***** Data records

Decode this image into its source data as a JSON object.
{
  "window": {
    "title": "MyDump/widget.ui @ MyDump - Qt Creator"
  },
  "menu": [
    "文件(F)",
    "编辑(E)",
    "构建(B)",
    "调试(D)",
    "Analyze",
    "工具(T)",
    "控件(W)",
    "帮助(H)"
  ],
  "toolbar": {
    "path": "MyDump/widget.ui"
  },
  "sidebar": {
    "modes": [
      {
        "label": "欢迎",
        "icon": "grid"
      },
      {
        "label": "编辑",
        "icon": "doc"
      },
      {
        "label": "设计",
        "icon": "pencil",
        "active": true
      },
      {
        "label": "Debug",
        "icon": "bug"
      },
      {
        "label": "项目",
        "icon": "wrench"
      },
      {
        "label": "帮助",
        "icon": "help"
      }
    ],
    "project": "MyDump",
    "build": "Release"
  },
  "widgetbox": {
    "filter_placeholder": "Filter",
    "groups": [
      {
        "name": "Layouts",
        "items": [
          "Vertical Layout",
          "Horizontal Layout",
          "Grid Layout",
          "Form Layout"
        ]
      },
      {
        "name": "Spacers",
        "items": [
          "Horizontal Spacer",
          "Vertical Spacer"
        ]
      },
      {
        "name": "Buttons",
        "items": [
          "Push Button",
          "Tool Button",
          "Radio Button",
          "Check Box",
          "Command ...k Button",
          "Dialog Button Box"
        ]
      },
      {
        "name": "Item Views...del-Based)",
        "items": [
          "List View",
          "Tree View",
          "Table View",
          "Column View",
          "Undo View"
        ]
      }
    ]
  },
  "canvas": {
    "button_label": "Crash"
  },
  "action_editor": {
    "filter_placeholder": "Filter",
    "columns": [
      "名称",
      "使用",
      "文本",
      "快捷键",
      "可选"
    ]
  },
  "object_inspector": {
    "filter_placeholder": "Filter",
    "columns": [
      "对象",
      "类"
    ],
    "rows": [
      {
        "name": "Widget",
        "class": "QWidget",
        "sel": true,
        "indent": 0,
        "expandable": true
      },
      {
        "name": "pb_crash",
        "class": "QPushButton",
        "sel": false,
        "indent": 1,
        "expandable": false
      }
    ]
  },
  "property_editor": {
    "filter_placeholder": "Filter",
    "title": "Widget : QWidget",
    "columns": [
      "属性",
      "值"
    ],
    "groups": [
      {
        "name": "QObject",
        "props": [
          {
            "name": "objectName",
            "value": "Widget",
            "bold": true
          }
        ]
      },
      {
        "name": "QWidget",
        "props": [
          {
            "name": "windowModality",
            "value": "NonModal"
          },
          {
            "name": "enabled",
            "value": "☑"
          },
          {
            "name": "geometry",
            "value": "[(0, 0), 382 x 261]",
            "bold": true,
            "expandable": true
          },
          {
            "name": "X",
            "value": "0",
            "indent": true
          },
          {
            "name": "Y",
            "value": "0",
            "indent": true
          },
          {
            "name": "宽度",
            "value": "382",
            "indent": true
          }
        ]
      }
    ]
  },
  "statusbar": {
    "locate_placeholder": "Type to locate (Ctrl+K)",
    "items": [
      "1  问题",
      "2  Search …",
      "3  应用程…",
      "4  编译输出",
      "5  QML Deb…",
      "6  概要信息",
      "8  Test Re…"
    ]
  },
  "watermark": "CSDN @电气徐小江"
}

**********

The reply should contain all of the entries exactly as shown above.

Decode this image into its source data as a JSON object.
{
  "window": {
    "title": "MyDump/widget.ui @ MyDump - Qt Creator"
  },
  "menu": [
    "文件(F)",
    "编辑(E)",
    "构建(B)",
    "调试(D)",
    "Analyze",
    "工具(T)",
    "控件(W)",
    "帮助(H)"
  ],
  "toolbar": {
    "path": "MyDump/widget.ui"
  },
  "sidebar": {
    "modes": [
      {
        "label": "欢迎",
        "icon": "grid"
      },
      {
        "label": "编辑",
        "icon": "doc"
      },
      {
        "label": "设计",
        "icon": "pencil",
        "active": true
      },
      {
        "label": "Debug",
        "icon": "bug"
      },
      {
        "label": "项目",
        "icon": "wrench"
      },
      {
        "label": "帮助",
        "icon": "help"
      }
    ],
    "project": "MyDump",
    "build": "Release"
  },
  "widgetbox": {
    "filter_placeholder": "Filter",
    "groups": [
      {
        "name": "Layouts",
        "items": [
          "Vertical Layout",
          "Horizontal Layout",
          "Grid Layout",
          "Form Layout"
        ]
      },
      {
        "name": "Spacers",
        "items": [
          "Horizontal Spacer",
          "Vertical Spacer"
        ]
      },
      {
        "name": "Buttons",
        "items": [
          "Push Button",
          "Tool Button",
          "Radio Button",
          "Check Box",
          "Command ...k Button",
          "Dialog Button Box"
        ]
      },
      {
        "name": "Item Views...del-Based)",
        "items": [
          "List View",
          "Tree View",
          "Table View",
          "Column View",
          "Undo View"
        ]
      }
    ]
  },
  "canvas": {
    "button_label": "Crash"
  },
  "action_editor": {
    "filter_placeholder": "Filter",
    "columns": [
      "名称",
      "使用",
      "文本",
      "快捷键",
      "可选"
    ]
  },
  "object_inspector": {
    "filter_placeholder": "Filter",
    "columns": [
      "对象",
      "类"
    ],
    "rows": [
      {
        "name": "Widget",
        "class": "QWidget",
        "sel": true,
        "indent": 0,
        "expandable": true
      },
      {
        "name": "pb_crash",
        "class": "QPushButton",
        "sel": false,
        "indent": 1,
        "expandable": false
      }
    ]
  },
  "property_editor": {
    "filter_placeholder": "Filter",
    "title": "Widget : QWidget",
    "columns": [
      "属性",
      "值"
    ],
    "groups": [
      {
        "name": "QObject",
        "props": [
          {
            "name": "objectName",
            "value": "Widget",
            "bold": true
          }
        ]
      },
      {
        "name": "QWidget",
        "props": [
          {
            "name": "windowModality",
            "value": "NonModal"
          },
          {
            "name": "enabled",
            "value": "☑"
          },
          {
            "name": "geometry",
            "value": "[(0, 0), 382 x 261]",
            "bold": true,
            "expandable": true
          },
          {
            "name": "X",
            "value": "0",
            "indent": true
          },
          {
            "name": "Y",
            "value": "0",
            "indent": true
          },
          {
            "name": "宽度",
            "value": "382",
            "indent": true
          }
        ]
      }
    ]
  },
  "statusbar": {
    "locate_placeholder": "Type to locate (Ctrl+K)",
    "items": [
      "1  问题",
      "2  Search …",
      "3  应用程…",
      "4  编译输出",
      "5  QML Deb…",
      "6  概要信息",
      "8  Test Re…"
    ]
  },
  "watermark": "CSDN @电气徐小江"
}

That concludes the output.